» What the task requires:
Please reproduce the data exactly, excluding any pictures it contains.

Website and app data records:
<<<<

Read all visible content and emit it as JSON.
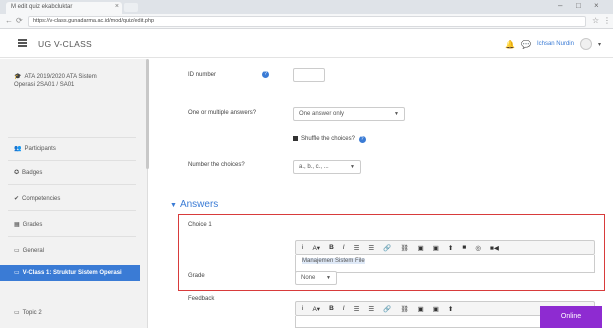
{
  "browser": {
    "tab_title": "M edit quiz ekabcluktar",
    "window_controls": [
      "–",
      "□",
      "×"
    ],
    "url": "https://v-class.gunadarma.ac.id/mod/quiz/edit.php"
  },
  "navbar": {
    "brand": "UG V-CLASS",
    "username": "Ichsan Nurdin"
  },
  "sidebar": {
    "items": [
      {
        "label": "ATA 2019/2020 ATA Sistem Operasi 2SA01 / SA01",
        "icon": "cap"
      },
      {
        "label": "Participants",
        "icon": "users"
      },
      {
        "label": "Badges",
        "icon": "badge"
      },
      {
        "label": "Competencies",
        "icon": "check"
      },
      {
        "label": "Grades",
        "icon": "grid"
      },
      {
        "label": "General",
        "icon": "folder"
      },
      {
        "label": "V-Class 1: Struktur Sistem Operasi",
        "icon": "folder"
      },
      {
        "label": "Topic 2",
        "icon": "folder"
      }
    ]
  },
  "form": {
    "id_number_label": "ID number",
    "one_multiple_label": "One or multiple answers?",
    "one_multiple_value": "One answer only",
    "shuffle_label": "Shuffle the choices?",
    "numbering_label": "Number the choices?",
    "numbering_value": "a., b., c., ...",
    "answers_heading": "Answers",
    "choice1_label": "Choice 1",
    "choice1_text": "Manajemen Sistem File",
    "grade_label": "Grade",
    "grade_value": "None",
    "feedback_label": "Feedback",
    "toolbar_buttons": [
      "i",
      "A▾",
      "B",
      "I",
      "☰",
      "☰",
      "🔗",
      "⛓",
      "▣",
      "▣",
      "⬆",
      "■",
      "◎",
      "■◀"
    ]
  },
  "status": {
    "online": "Online"
  },
  "colors": {
    "accent": "#3a7bd5",
    "highlight_border": "#d83b3b",
    "online_bg": "#8e2bd1"
  }
}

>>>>

» Output of the task:
Read all visible content and emit it as JSON.
{
  "browser": {
    "tab_title": "M edit quiz ekabcluktar",
    "window_controls": [
      "–",
      "□",
      "×"
    ],
    "url": "https://v-class.gunadarma.ac.id/mod/quiz/edit.php"
  },
  "navbar": {
    "brand": "UG V-CLASS",
    "username": "Ichsan Nurdin"
  },
  "sidebar": {
    "items": [
      {
        "label": "ATA 2019/2020 ATA Sistem Operasi 2SA01 / SA01",
        "icon": "cap"
      },
      {
        "label": "Participants",
        "icon": "users"
      },
      {
        "label": "Badges",
        "icon": "badge"
      },
      {
        "label": "Competencies",
        "icon": "check"
      },
      {
        "label": "Grades",
        "icon": "grid"
      },
      {
        "label": "General",
        "icon": "folder"
      },
      {
        "label": "V-Class 1: Struktur Sistem Operasi",
        "icon": "folder"
      },
      {
        "label": "Topic 2",
        "icon": "folder"
      }
    ]
  },
  "form": {
    "id_number_label": "ID number",
    "one_multiple_label": "One or multiple answers?",
    "one_multiple_value": "One answer only",
    "shuffle_label": "Shuffle the choices?",
    "numbering_label": "Number the choices?",
    "numbering_value": "a., b., c., ...",
    "answers_heading": "Answers",
    "choice1_label": "Choice 1",
    "choice1_text": "Manajemen Sistem File",
    "grade_label": "Grade",
    "grade_value": "None",
    "feedback_label": "Feedback",
    "toolbar_buttons": [
      "i",
      "A▾",
      "B",
      "I",
      "☰",
      "☰",
      "🔗",
      "⛓",
      "▣",
      "▣",
      "⬆",
      "■",
      "◎",
      "■◀"
    ]
  },
  "status": {
    "online": "Online"
  },
  "colors": {
    "accent": "#3a7bd5",
    "highlight_border": "#d83b3b",
    "online_bg": "#8e2bd1"
  }
}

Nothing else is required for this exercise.